Task:
Repeat each entry verbatim.

Material shown:
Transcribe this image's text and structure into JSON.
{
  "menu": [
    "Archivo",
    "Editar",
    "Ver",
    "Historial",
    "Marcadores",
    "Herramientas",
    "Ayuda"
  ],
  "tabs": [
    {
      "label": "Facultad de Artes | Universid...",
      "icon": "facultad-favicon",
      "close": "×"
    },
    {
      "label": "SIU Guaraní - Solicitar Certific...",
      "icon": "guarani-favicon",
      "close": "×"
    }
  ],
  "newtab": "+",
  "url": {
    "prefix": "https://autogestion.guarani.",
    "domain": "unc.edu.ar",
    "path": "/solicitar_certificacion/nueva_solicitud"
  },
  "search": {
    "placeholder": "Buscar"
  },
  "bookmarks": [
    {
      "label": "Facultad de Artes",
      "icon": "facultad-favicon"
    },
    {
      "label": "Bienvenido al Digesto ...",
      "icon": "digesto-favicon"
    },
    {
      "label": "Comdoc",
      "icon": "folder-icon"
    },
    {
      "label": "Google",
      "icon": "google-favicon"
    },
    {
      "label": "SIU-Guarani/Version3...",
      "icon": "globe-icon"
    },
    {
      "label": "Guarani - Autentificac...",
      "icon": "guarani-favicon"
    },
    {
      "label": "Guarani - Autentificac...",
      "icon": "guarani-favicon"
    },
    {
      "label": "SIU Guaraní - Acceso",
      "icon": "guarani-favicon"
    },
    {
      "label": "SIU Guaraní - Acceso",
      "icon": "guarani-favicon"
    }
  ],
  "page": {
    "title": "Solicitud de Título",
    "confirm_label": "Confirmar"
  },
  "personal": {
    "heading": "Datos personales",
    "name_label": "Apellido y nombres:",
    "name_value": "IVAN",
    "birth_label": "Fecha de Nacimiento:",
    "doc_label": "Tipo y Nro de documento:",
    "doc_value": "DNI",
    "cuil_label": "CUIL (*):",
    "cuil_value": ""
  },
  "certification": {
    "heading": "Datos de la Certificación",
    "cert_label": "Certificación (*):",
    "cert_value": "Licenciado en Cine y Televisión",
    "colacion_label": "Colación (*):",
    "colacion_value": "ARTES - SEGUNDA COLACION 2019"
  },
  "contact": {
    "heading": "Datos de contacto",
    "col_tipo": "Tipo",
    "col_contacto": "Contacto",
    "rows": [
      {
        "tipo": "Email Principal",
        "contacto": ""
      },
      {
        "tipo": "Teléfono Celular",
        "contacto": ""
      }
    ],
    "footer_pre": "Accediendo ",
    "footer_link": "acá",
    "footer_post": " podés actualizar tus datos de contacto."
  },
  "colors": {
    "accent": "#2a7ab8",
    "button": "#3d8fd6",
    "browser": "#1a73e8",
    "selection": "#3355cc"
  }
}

Result below:
Transcribe this image's text and structure into JSON.
{
  "menu": [
    "Archivo",
    "Editar",
    "Ver",
    "Historial",
    "Marcadores",
    "Herramientas",
    "Ayuda"
  ],
  "tabs": [
    {
      "label": "Facultad de Artes | Universid...",
      "icon": "facultad-favicon",
      "close": "×"
    },
    {
      "label": "SIU Guaraní - Solicitar Certific...",
      "icon": "guarani-favicon",
      "close": "×"
    }
  ],
  "newtab": "+",
  "url": {
    "prefix": "https://autogestion.guarani.",
    "domain": "unc.edu.ar",
    "path": "/solicitar_certificacion/nueva_solicitud"
  },
  "search": {
    "placeholder": "Buscar"
  },
  "bookmarks": [
    {
      "label": "Facultad de Artes",
      "icon": "facultad-favicon"
    },
    {
      "label": "Bienvenido al Digesto ...",
      "icon": "digesto-favicon"
    },
    {
      "label": "Comdoc",
      "icon": "folder-icon"
    },
    {
      "label": "Google",
      "icon": "google-favicon"
    },
    {
      "label": "SIU-Guarani/Version3...",
      "icon": "globe-icon"
    },
    {
      "label": "Guarani - Autentificac...",
      "icon": "guarani-favicon"
    },
    {
      "label": "Guarani - Autentificac...",
      "icon": "guarani-favicon"
    },
    {
      "label": "SIU Guaraní - Acceso",
      "icon": "guarani-favicon"
    },
    {
      "label": "SIU Guaraní - Acceso",
      "icon": "guarani-favicon"
    }
  ],
  "page": {
    "title": "Solicitud de Título",
    "confirm_label": "Confirmar"
  },
  "personal": {
    "heading": "Datos personales",
    "name_label": "Apellido y nombres:",
    "name_value": "IVAN",
    "birth_label": "Fecha de Nacimiento:",
    "doc_label": "Tipo y Nro de documento:",
    "doc_value": "DNI",
    "cuil_label": "CUIL (*):",
    "cuil_value": ""
  },
  "certification": {
    "heading": "Datos de la Certificación",
    "cert_label": "Certificación (*):",
    "cert_value": "Licenciado en Cine y Televisión",
    "colacion_label": "Colación (*):",
    "colacion_value": "ARTES - SEGUNDA COLACION 2019"
  },
  "contact": {
    "heading": "Datos de contacto",
    "col_tipo": "Tipo",
    "col_contacto": "Contacto",
    "rows": [
      {
        "tipo": "Email Principal",
        "contacto": ""
      },
      {
        "tipo": "Teléfono Celular",
        "contacto": ""
      }
    ],
    "footer_pre": "Accediendo ",
    "footer_link": "acá",
    "footer_post": " podés actualizar tus datos de contacto."
  },
  "colors": {
    "accent": "#2a7ab8",
    "button": "#3d8fd6",
    "browser": "#1a73e8",
    "selection": "#3355cc"
  }
}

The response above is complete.